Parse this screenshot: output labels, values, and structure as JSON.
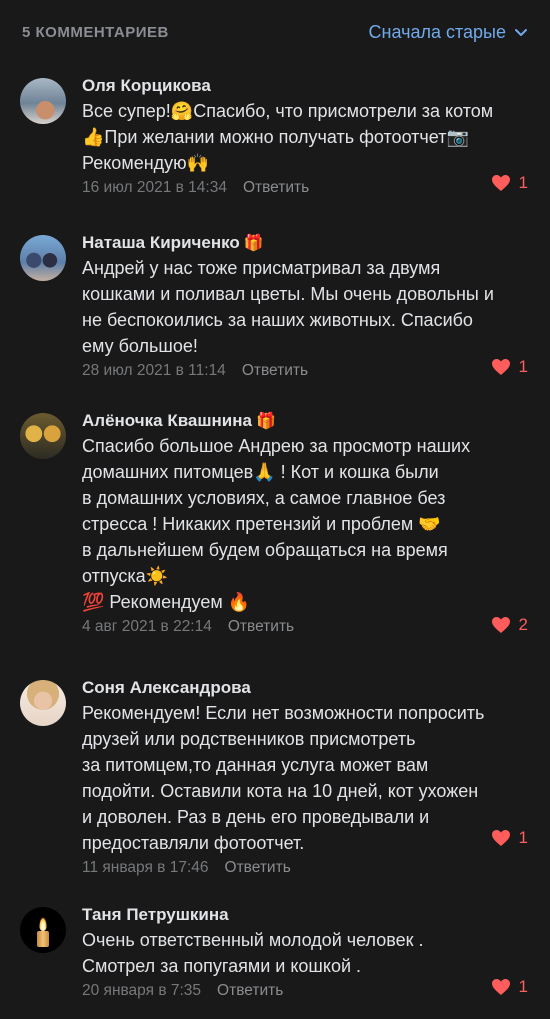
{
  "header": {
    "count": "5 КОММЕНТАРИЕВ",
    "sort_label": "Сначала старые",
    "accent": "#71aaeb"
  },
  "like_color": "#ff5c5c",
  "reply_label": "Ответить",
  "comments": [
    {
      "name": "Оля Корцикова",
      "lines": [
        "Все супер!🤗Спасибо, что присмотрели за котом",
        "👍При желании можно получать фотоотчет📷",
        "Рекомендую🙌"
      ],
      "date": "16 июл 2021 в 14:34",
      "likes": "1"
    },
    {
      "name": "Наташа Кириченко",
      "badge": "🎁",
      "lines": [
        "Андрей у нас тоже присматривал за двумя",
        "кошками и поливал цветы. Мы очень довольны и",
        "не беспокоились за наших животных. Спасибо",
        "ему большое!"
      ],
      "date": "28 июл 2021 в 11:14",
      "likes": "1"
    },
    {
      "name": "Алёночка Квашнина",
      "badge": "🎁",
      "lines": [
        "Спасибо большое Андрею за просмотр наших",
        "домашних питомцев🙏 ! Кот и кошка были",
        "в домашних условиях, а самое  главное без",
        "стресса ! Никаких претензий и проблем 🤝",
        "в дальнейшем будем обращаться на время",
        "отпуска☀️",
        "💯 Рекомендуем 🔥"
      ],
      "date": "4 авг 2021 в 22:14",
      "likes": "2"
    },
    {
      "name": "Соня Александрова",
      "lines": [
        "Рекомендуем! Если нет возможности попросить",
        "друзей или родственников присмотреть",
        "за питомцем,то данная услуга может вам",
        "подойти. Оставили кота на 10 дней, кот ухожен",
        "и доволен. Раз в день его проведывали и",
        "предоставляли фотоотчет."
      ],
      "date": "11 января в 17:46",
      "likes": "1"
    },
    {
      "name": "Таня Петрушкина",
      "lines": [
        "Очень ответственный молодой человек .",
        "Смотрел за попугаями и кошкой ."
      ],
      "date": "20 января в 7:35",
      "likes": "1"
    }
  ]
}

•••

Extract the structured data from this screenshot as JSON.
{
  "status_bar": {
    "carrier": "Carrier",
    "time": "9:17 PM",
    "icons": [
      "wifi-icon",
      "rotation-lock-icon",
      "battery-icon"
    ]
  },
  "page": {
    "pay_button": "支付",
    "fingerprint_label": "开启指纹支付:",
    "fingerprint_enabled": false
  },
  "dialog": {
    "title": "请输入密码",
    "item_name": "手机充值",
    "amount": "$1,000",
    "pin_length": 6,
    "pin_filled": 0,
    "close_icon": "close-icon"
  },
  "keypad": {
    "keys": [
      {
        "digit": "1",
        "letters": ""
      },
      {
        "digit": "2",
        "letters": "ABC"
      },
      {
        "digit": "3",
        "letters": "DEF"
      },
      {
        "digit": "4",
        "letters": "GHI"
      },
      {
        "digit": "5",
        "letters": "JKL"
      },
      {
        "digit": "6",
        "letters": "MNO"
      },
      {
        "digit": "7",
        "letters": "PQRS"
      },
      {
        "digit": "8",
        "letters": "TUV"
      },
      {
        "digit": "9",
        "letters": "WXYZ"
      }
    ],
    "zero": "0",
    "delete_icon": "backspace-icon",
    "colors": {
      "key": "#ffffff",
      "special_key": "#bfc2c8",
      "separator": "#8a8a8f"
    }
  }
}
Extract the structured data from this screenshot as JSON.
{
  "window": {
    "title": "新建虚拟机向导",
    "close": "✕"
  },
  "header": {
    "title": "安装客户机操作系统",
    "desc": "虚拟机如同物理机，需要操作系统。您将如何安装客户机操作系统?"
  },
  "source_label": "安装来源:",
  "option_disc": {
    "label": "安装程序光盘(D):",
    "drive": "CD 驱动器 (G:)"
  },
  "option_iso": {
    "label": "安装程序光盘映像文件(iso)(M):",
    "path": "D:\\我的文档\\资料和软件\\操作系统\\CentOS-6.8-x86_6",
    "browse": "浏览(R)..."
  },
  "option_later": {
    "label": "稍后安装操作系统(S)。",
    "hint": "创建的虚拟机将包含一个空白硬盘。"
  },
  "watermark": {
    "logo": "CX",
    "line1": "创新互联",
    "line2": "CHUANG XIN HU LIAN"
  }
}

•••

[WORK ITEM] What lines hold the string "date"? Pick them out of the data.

[SOLVED EXERCISE]
      "date": "16 июл 2021 в 14:34",
      "date": "28 июл 2021 в 11:14",
      "date": "4 авг 2021 в 22:14",
      "date": "11 января в 17:46",
      "date": "20 января в 7:35",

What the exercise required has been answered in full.